Chicagoans love it. Chicagoans also hate it. But, we love it even more because we hate it. So, if you find a bottle of Malört, take a taste. Think of it as the nation’s third largest city collectively pressuring you into enjoying it. And you will. You won’t know why you enjoy it, but you will.

Via www.porchdrinking.com

New AB InBev Video Claims Craft Beer Will Be Gone In Two Years

Yet, despite owning a number of smaller breweries, and leading sales of packaged craft-style beer, AB InBev still doesn’t appear to be completely at ease with the term craft.

The brewing giant recently launched a three-part Instagram TV series called “Brewers on Tap, a show which includes interviews with the founders of some ABI-owned craft breweries. During the first episode, host Christina Perozzi asks: “What do you think craft beer is now? Do we even want to use the word?

Jaron Mitchell of 4 Pines Brewing Co. answered, “I think the term will be gone in a couple of years time”. Probably long before our time there was another term. Probably used to be called lizard beer.

Via: VinePair.

Artisanal Brewing Ventures Acquires Sixpoint Brewery

Artisanal Brewing Ventures, the family office-backed holding company formed in early 2016 via the merger of Victory Brewing and Southern Tier Brewing, today announced the acquisition of New York-based Sixpoint Brewery.

“Adding Sixpoint to the ABV family is consistent with our strategy of working with successful regional brands that have great local market penetration, passionate fans, and opportunity to grow,” John Coleman, the CEO of Artisanal Brewing Ventures, said via the release. “Our resources, expertise in craft beer and high operating standards can unlock Sixpoint’s growth potential, improve its productivity, and allow their team to focus on what makes Sixpoint special and successful: brewing great beer, creating strong local relevance and building an authentic brand.”

Via: BrewBound

Number of Active U.S. Breweries Surges Past 7,000, For New All-Time High

Craft beer is growing by leaps and bounds. As reported by CraftBeer.com, the number of active breweries in the U.S. surged past 7,000 last month —boosted by small and independent openings— setting a new, all-time high.

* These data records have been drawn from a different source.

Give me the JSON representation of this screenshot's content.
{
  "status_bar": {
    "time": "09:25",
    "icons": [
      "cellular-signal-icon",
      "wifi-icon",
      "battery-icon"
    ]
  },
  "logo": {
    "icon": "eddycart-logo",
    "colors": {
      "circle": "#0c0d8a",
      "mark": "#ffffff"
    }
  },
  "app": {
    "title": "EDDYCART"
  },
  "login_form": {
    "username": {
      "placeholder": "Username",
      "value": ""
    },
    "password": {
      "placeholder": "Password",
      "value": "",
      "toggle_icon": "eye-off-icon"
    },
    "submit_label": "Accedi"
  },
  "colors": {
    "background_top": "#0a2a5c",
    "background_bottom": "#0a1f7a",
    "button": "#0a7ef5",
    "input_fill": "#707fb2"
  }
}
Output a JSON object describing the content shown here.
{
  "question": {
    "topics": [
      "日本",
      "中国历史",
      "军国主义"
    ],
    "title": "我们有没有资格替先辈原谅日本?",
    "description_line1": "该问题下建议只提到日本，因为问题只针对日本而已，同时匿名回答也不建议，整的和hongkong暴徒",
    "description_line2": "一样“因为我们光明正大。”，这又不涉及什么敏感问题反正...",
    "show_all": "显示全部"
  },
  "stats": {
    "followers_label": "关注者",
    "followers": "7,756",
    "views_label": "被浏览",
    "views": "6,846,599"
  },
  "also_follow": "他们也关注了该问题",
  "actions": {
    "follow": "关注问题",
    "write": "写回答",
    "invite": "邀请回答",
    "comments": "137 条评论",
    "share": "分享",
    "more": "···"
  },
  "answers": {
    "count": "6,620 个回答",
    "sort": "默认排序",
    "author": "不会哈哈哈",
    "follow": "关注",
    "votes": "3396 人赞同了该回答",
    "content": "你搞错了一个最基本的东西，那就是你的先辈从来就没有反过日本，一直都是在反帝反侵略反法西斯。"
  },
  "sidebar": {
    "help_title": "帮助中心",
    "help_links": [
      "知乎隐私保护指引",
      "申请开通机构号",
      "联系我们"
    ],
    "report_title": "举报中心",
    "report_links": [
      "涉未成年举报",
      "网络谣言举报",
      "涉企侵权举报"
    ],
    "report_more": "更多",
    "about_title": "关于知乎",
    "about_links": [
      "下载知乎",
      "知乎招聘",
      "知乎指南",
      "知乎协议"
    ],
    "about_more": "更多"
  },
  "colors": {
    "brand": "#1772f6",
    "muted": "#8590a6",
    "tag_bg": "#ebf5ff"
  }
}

The stat, provided by the Brewers Association’s Chief Economist Bart Watson, reveals that as of the end of October, there were 7,082 active breweries in the U.S. That’s an increase of more than 1,100 compared to the same time last year.

Via: VinePair